- Patience. I know the ankle will heal and I’ll probably even be able to run again someday if I just give it the time it needs to recover. If you’ve read my prior blogs, you know patience is NOT my strong suit, but boy does having cancer give you a big dose of it. I guess I just needed another dose this week. Thanks Universe.
- Ahimsa, or non-harming, in this sense toward myself. I must listen to my body and really hear what it needs, rather than force my will and desire to complete some task on myself and end up worsening my injury. I must not let my ego result in self-harm.
- Contentment and gratitude: Even though I couldn’t run, I was able to go for a short walk and breathe a little ocean air. I am grateful that my body is as healthy as it is, and for all of the other things I am able to do, including my yoga asana practice, which isn’t really limited by the ankle injury.

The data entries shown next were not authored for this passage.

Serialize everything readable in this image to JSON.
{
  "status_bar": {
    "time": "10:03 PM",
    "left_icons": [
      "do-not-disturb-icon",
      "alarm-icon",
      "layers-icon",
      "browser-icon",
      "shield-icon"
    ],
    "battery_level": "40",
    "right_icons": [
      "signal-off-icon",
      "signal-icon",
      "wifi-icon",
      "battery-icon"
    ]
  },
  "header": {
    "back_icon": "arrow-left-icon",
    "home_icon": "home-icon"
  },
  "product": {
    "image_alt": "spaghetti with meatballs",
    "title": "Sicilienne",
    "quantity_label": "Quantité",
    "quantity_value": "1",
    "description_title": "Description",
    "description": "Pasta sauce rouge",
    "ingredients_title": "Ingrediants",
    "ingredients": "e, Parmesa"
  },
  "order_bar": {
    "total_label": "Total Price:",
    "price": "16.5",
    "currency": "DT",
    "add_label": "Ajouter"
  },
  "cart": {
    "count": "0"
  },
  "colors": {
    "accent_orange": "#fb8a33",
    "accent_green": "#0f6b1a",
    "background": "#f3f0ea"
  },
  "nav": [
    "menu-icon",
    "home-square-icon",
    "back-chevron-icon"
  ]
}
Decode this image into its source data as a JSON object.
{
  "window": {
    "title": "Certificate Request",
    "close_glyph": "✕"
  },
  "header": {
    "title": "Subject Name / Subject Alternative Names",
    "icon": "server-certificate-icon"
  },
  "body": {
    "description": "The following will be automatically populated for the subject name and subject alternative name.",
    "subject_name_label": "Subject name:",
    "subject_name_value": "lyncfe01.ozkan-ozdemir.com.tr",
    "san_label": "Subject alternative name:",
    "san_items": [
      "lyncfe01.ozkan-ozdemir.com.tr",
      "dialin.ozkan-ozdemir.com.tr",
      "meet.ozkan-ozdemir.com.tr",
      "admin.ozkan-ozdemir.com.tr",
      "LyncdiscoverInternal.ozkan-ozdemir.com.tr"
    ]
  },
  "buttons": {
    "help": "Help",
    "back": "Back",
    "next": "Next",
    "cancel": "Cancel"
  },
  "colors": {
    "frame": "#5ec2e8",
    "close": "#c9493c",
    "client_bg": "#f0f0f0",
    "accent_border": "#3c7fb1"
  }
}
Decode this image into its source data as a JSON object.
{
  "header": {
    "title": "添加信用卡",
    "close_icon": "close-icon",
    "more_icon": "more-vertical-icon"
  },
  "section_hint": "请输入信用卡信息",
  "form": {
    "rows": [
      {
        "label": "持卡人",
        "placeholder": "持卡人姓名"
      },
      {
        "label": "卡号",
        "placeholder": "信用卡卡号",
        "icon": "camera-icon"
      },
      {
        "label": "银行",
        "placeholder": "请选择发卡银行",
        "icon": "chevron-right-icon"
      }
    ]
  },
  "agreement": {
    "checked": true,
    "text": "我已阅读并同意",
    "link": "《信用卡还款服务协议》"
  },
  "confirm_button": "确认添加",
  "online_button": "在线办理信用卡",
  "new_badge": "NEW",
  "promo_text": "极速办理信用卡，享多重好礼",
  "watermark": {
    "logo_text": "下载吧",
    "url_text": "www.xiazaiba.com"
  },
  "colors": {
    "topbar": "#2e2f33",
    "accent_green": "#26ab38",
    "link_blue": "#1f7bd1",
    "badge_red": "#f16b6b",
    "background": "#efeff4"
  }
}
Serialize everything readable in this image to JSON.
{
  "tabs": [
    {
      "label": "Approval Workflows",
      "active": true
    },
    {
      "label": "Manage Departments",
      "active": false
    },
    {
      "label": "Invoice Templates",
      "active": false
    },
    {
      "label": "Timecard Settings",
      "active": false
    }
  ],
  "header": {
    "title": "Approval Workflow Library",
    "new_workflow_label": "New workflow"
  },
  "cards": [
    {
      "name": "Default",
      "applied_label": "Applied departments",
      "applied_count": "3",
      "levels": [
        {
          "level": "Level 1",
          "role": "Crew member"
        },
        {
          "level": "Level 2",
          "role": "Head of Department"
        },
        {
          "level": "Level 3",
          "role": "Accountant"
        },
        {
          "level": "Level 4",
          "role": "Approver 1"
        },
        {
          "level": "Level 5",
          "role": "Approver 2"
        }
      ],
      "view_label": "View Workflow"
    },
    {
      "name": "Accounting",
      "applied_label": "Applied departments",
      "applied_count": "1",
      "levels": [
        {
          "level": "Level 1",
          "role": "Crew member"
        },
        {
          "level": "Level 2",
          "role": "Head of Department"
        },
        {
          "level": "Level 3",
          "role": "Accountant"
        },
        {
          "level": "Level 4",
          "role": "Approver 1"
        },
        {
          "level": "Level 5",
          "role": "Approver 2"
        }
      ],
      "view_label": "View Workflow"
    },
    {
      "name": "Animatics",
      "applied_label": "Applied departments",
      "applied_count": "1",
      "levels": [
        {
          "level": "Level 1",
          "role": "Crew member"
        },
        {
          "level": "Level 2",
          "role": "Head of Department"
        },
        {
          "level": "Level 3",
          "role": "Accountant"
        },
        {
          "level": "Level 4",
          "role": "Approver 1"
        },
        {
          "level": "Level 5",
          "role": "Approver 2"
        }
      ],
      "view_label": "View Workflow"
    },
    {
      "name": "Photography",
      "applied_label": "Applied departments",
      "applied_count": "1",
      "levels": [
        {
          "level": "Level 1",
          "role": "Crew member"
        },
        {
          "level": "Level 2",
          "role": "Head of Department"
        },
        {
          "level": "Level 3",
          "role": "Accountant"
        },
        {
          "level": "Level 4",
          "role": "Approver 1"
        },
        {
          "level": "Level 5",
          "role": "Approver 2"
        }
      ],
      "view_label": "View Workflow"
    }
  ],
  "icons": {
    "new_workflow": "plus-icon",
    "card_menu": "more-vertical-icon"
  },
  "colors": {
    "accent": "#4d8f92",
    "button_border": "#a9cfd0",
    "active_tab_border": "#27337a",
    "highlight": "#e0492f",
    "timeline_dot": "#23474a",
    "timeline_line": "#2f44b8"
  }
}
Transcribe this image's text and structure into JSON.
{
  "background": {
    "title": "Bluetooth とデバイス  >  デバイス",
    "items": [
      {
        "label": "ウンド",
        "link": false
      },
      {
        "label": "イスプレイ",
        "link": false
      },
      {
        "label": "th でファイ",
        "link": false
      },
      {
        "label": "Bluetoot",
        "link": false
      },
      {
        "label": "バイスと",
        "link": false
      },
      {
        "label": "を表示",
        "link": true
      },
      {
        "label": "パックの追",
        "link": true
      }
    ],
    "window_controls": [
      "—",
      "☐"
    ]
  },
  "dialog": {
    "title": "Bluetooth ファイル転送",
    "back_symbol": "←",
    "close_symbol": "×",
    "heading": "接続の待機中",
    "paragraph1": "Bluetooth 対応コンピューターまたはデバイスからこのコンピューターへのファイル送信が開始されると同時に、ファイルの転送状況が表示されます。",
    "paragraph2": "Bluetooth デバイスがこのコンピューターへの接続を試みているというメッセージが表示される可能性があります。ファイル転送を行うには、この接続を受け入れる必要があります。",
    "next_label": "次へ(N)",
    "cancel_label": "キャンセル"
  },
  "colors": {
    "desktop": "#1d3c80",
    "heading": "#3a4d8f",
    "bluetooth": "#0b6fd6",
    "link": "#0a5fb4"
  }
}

I recognize that so many others have more difficult problems than I do, and I am really fortunate in so many ways. A minor ankle injury really isn’t that big of a deal.
- Non-attachment. What is the big deal about running this 5k anyway? It really isn’t important,except to my ego. Just let it go.
- Self-study, what can I learn from this last week? I learned that, while I am very strong and capable on the yoga mat, other forms of exercise tax our bodies in different ways, and I need to be a little more cautious with my body. After all, I’m no spring chicken (as my mother recently told me LOL), and my body has been through a lot in the last 4 years. I learned lessons in patience, ahimsa, contentment, gratitude, and non-attachment as above. I learned that I have some control over how I respond to things that happen. I can choose to be upset and frustrated and feel dejected and weak. Or I can roll with the punches, brush off that negativity, remember how much progress I’ve made in my recovery in other areas, be kind to my body and allow it to heal, cultivate self-love and compassion, and find the joy in today, whatever that looks like.
So that’s my story today. I’m working on developing inner strength, inner peace, equanimity, and unwavering joy, by embracing both the delightful things and the difficult things in my life. But I’m not perfect by any means. That is why I continue to practice, continue to study, continue to learn, and continue to grow. So that I might be the best human being I can be. Yoga helps us do that. Running, I’m not so sure about (LOL, just kidding! I’ll try again once I am healed).